In the entries below, how many lines contain the word "title"? State the number and nothing more.

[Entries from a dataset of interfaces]
*****

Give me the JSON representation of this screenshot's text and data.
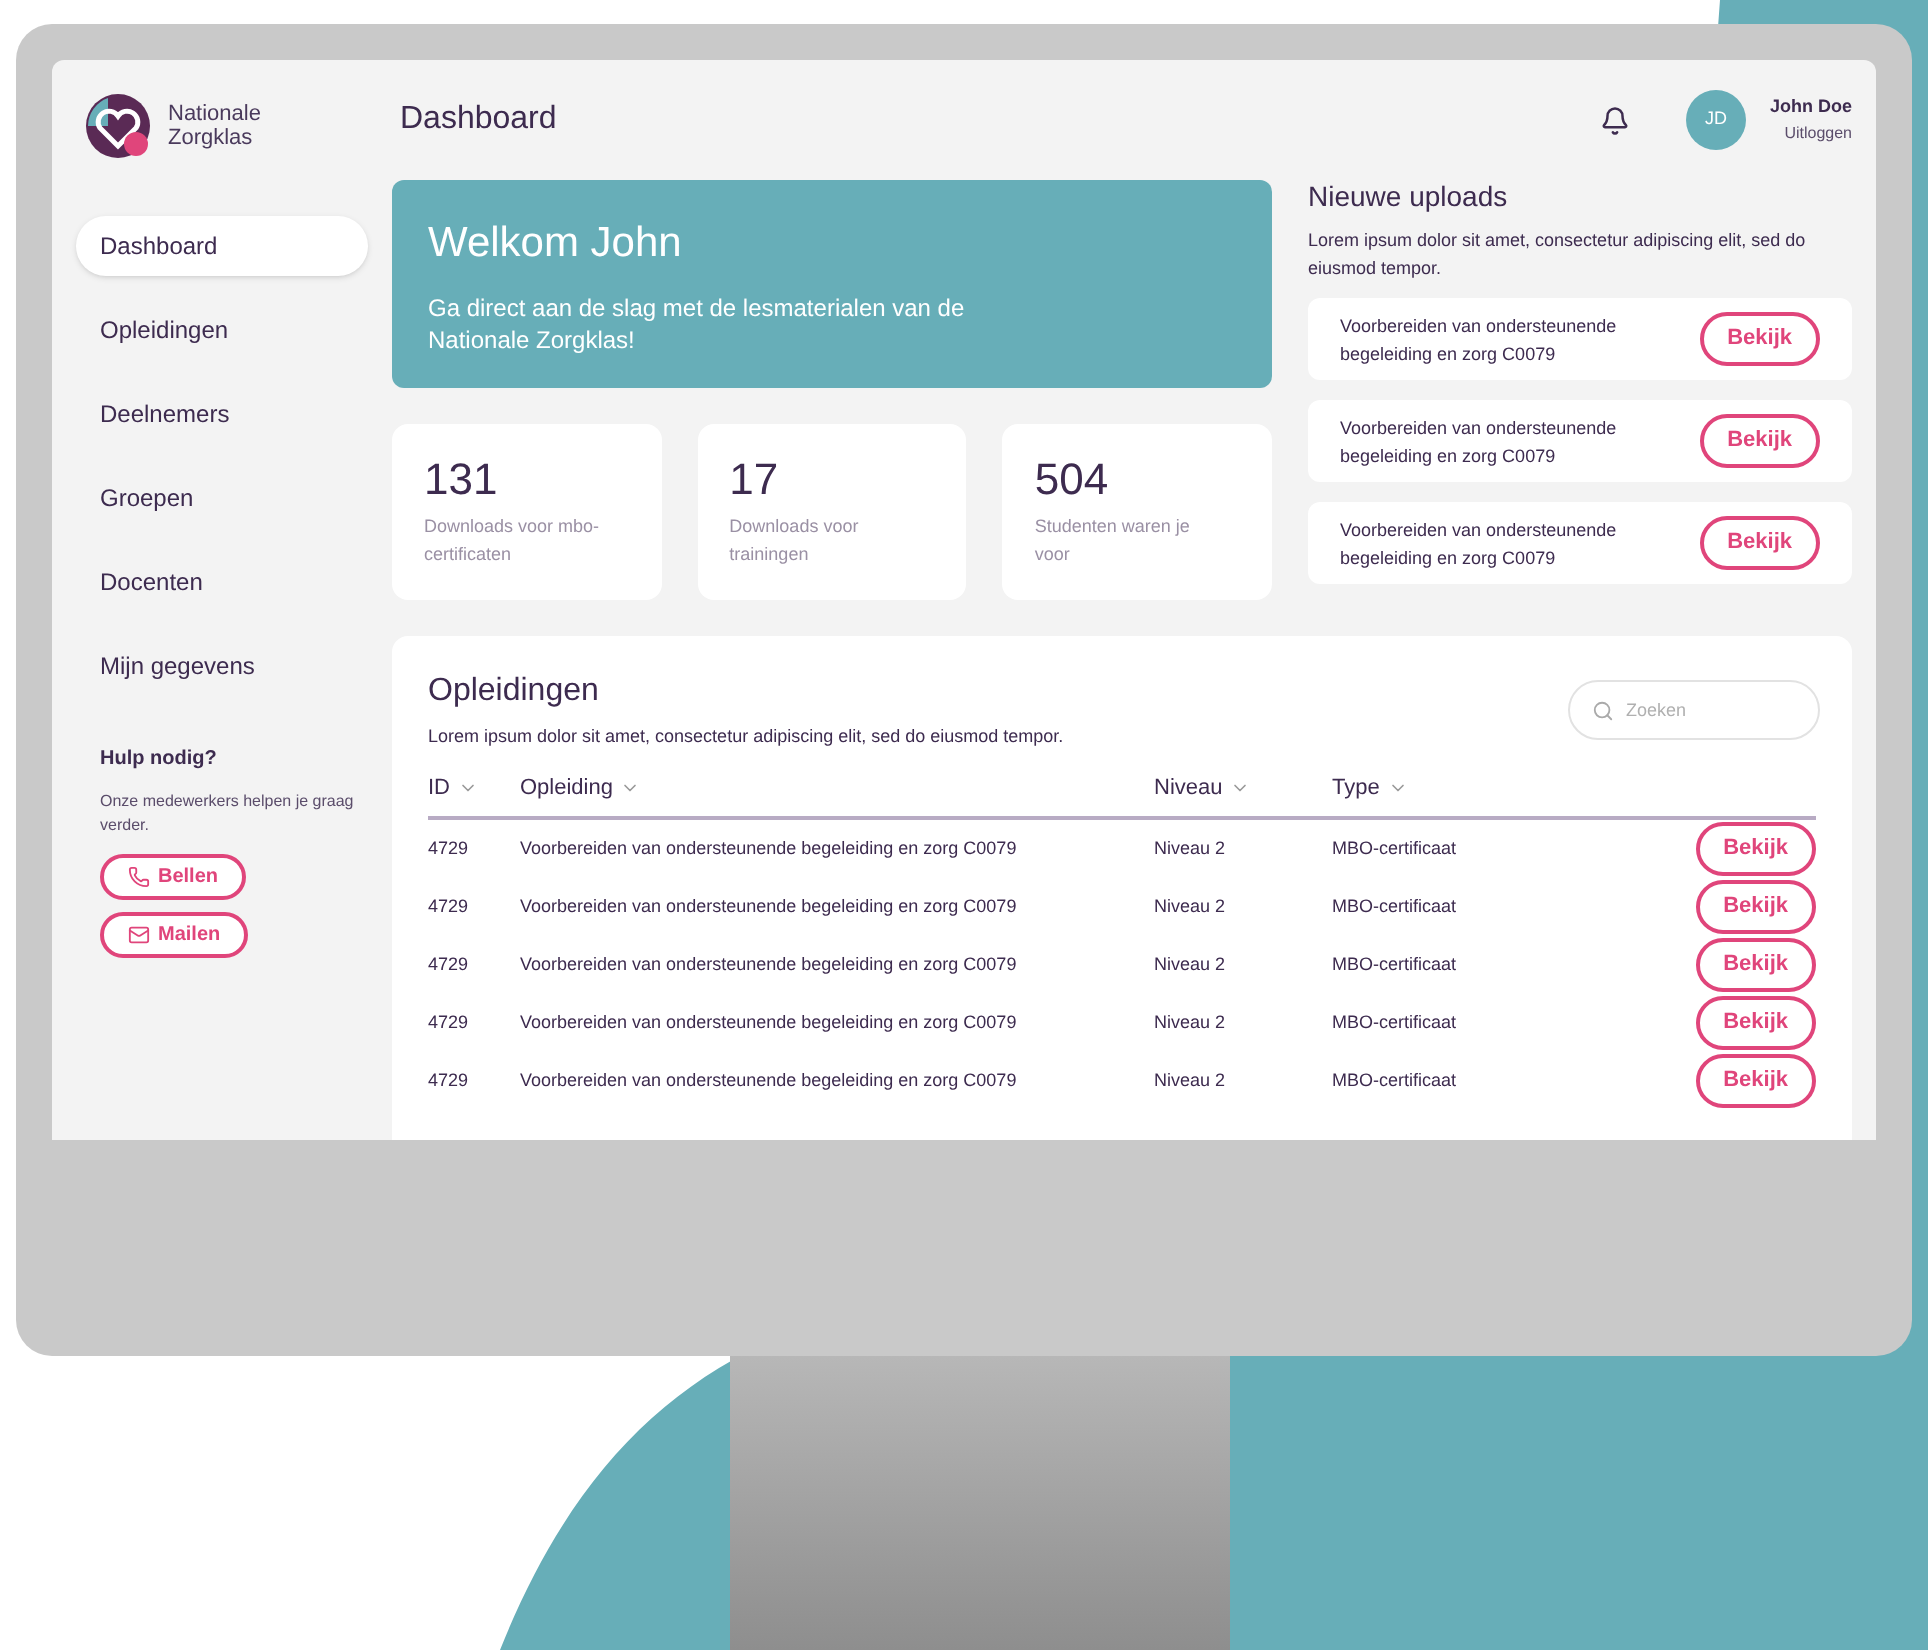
{
  "logo": {
    "line_1": "Nationale",
    "line_2": "Zorgklas"
  },
  "header": {
    "title": "Dashboard",
    "user": {
      "initials": "JD",
      "name": "John Doe",
      "logout": "Uitloggen"
    }
  },
  "sidebar": {
    "items": [
      {
        "label": "Dashboard",
        "selected": true
      },
      {
        "label": "Opleidingen",
        "selected": false
      },
      {
        "label": "Deelnemers",
        "selected": false
      },
      {
        "label": "Groepen",
        "selected": false
      },
      {
        "label": "Docenten",
        "selected": false
      },
      {
        "label": "Mijn gegevens",
        "selected": false
      }
    ],
    "help": {
      "title": "Hulp nodig?",
      "text": "Onze medewerkers helpen je graag verder.",
      "buttons": [
        {
          "label": "Bellen",
          "kind": "phone"
        },
        {
          "label": "Mailen",
          "kind": "mail"
        }
      ]
    }
  },
  "welcome": {
    "title": "Welkom John",
    "text": "Ga direct aan de slag met de lesmaterialen van de Nationale Zorgklas!"
  },
  "stats": [
    {
      "value": "131",
      "label": "Downloads voor mbo-certificaten"
    },
    {
      "value": "17",
      "label": "Downloads voor trainingen"
    },
    {
      "value": "504",
      "label": "Studenten waren je voor"
    }
  ],
  "uploads": {
    "title": "Nieuwe uploads",
    "text": "Lorem ipsum dolor sit amet, consectetur adipiscing elit, sed do eiusmod tempor.",
    "items": [
      {
        "title": "Voorbereiden van ondersteunende begeleiding en zorg C0079",
        "button": "Bekijk"
      },
      {
        "title": "Voorbereiden van ondersteunende begeleiding en zorg C0079",
        "button": "Bekijk"
      },
      {
        "title": "Voorbereiden van ondersteunende begeleiding en zorg C0079",
        "button": "Bekijk"
      }
    ]
  },
  "table": {
    "title": "Opleidingen",
    "description": "Lorem ipsum dolor sit amet, consectetur adipiscing elit, sed do eiusmod tempor.",
    "search": {
      "placeholder": "Zoeken"
    },
    "columns": [
      "ID",
      "Opleiding",
      "Niveau",
      "Type"
    ],
    "rows": [
      {
        "cells": [
          "4729",
          "Voorbereiden van ondersteunende begeleiding en zorg C0079",
          "Niveau 2",
          "MBO-certificaat"
        ],
        "action": "Bekijk"
      },
      {
        "cells": [
          "4729",
          "Voorbereiden van ondersteunende begeleiding en zorg C0079",
          "Niveau 2",
          "MBO-certificaat"
        ],
        "action": "Bekijk"
      },
      {
        "cells": [
          "4729",
          "Voorbereiden van ondersteunende begeleiding en zorg C0079",
          "Niveau 2",
          "MBO-certificaat"
        ],
        "action": "Bekijk"
      },
      {
        "cells": [
          "4729",
          "Voorbereiden van ondersteunende begeleiding en zorg C0079",
          "Niveau 2",
          "MBO-certificaat"
        ],
        "action": "Bekijk"
      },
      {
        "cells": [
          "4729",
          "Voorbereiden van ondersteunende begeleiding en zorg C0079",
          "Niveau 2",
          "MBO-certificaat"
        ],
        "action": "Bekijk"
      }
    ]
  }
}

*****

Answer box:
8